But what are the rules for people seeking summer jobs?

READ ALSO Vendange: What you really sign up for when you agree to help with the French wine harvest


Children from the age of 16 (under certain circumstances, the age limit drops to 14) who are legally resident in France can work as long as they have written authorisation from their parents or legal guardians. A model authorisation letter is available here

Those under the age of 18 cannot undertake certain jobs for health and safety reasons.

In the following circumstances, children as young as 14 or 15 can work during school holidays.

  • The holidays must last at least 14 days;
  • The child must work no more than half the days of the holiday – so, if a vacation period is two weeks, they can work for no more than one of those weeks;
  • The child is given ‘light duties’ that offer no risk to their safety, health, or development;
  • From the age of 15 and if the child has completed their troisieme education, a minor can register for an apprenticeship. 


Salary is usually paid monthly and will have a payslip.
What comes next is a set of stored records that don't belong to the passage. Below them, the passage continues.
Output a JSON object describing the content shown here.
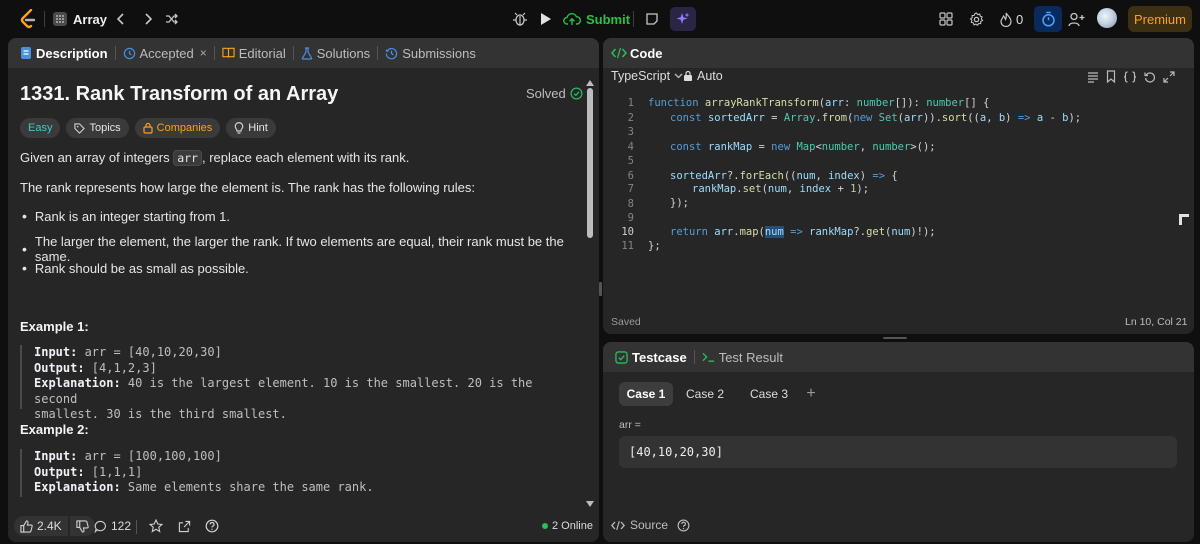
{
  "topbar": {
    "problem_list_label": "Array",
    "submit_label": "Submit",
    "streak_count": "0",
    "premium_label": "Premium"
  },
  "left_tabs": [
    {
      "label": "Description"
    },
    {
      "label": "Accepted"
    },
    {
      "label": "Editorial"
    },
    {
      "label": "Solutions"
    },
    {
      "label": "Submissions"
    }
  ],
  "problem": {
    "title": "1331. Rank Transform of an Array",
    "status": "Solved",
    "difficulty": "Easy",
    "tags": [
      "Topics",
      "Companies",
      "Hint"
    ],
    "intro_before": "Given an array of integers ",
    "intro_code": "arr",
    "intro_after": ", replace each element with its rank.",
    "rules_intro": "The rank represents how large the element is. The rank has the following rules:",
    "rules": [
      "Rank is an integer starting from 1.",
      "The larger the element, the larger the rank. If two elements are equal, their rank must be the same.",
      "Rank should be as small as possible."
    ],
    "example1_title": "Example 1:",
    "example1": {
      "input_label": "Input:",
      "input": " arr = [40,10,20,30]",
      "output_label": "Output:",
      "output": " [4,1,2,3]",
      "explanation_label": "Explanation:",
      "explanation": " 40 is the largest element. 10 is the smallest. 20 is the second",
      "explanation2": "smallest. 30 is the third smallest."
    },
    "example2_title": "Example 2:",
    "example2": {
      "input_label": "Input:",
      "input": " arr = [100,100,100]",
      "output_label": "Output:",
      "output": " [1,1,1]",
      "explanation_label": "Explanation:",
      "explanation": " Same elements share the same rank."
    }
  },
  "left_footer": {
    "likes": "2.4K",
    "comments": "122",
    "online": "2 Online"
  },
  "code_panel": {
    "title": "Code",
    "language": "TypeScript",
    "mode": "Auto",
    "saved": "Saved",
    "cursor": "Ln 10, Col 21",
    "line_numbers": [
      "1",
      "2",
      "3",
      "4",
      "5",
      "6",
      "7",
      "8",
      "9",
      "10",
      "11"
    ]
  },
  "testcase_panel": {
    "tab_testcase": "Testcase",
    "tab_result": "Test Result",
    "cases": [
      "Case 1",
      "Case 2",
      "Case 3"
    ],
    "add_label": "+",
    "param_label": "arr =",
    "param_value": "[40,10,20,30]",
    "source_label": "Source"
  },
  "colors": {
    "accent_orange": "#ffa116",
    "easy_teal": "#46c6c2",
    "solved_green": "#2cbb5d",
    "submit_green": "#28c244",
    "tab_blue": "#007aff"
  }
}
For those aged 18 and over, pay will be at least equal to the minimum wage.

 For those aged 14 to 17, who have less than six months’ professional experience, the minimum allowed rate is 80 percent of the minimum wage. For those aged 17 to 18, the rate rises to a minimum of 90 percent of France’s minimum wage.

  • The minimum wage in France is currently €10.85 gross per hour (€1,645.58 gross per month based on a 35-hour week);
  • the employment contract is fixed-term and can take different forms (fixed-term contract, seasonal employment contract, temporary employment contract, etc);
  • Seasonal employees are subject to the same obligations as the other employees of the company and have access to the same benefits (canteens, breaks, etc.).

Under 18s have certain additional protections:

  • between the ages of 14 and 16, during school holidays, employees on any contract cannot work more than 35 hours per week nor more than 7 hours per day;
  • They cannot work at night;
  • Those aged 14 to under 16 working during their school holidays can only be assigned to work which is not likely to harm their safety, their health or development.

Right to work in France

If you’re a French citizen or hold permanent residency in France then you have the right to work, but for foreigners there are extra restrictions.

Anyone who holds the passport of a EU/EEA country or Switzerland, is free to work in France or to travel to France seeking work without needing a visa or work permit.

Most other people will need permission to work in France – even if it’s only for a short period or for casual work such as grape-picking. Depending on your country of origin you may need a visa – everything you need to know about that is here.

In addition to the visa, you may also need a work permit, which is the responsibility of the employer.  To employ anyone in France for less than 90 days, an employer must get a temporary work permit – before the prospective employee applies for a short stay visa. This permit is then sent to the embassy at which the employee is applying for a visa.

If you come from countries including the UK, USA and Canada you can spend up to 90 days in France without a visa – but you may still need a work (convention d’accueil) if you want to work while you are here.

READ ALSO Six official websites to know if you’re planning to work in France

Certain countries have specific ‘seasonal worker’ visas on offer, for certain sectors which allows – for example – Canadians to come to France and work the ski season. 

Cash-in-hand jobs

Certain sectors which have a lot of casual workers – for example seasonal fruit-picking – do have cash-in-hand jobs, known in France as marché noir (black market) or simply travail au black (working on the black, or working illegally). 

This is of course illegal and working this way carries risks – as well as the possibility of losing your job if labour inspectors turn up you are also in a vulnerable position. If your employer suddenly decides not to pay you, or make unexpected deductions from your wages, there is very little you can do about it since you won’t have any kind of work contract.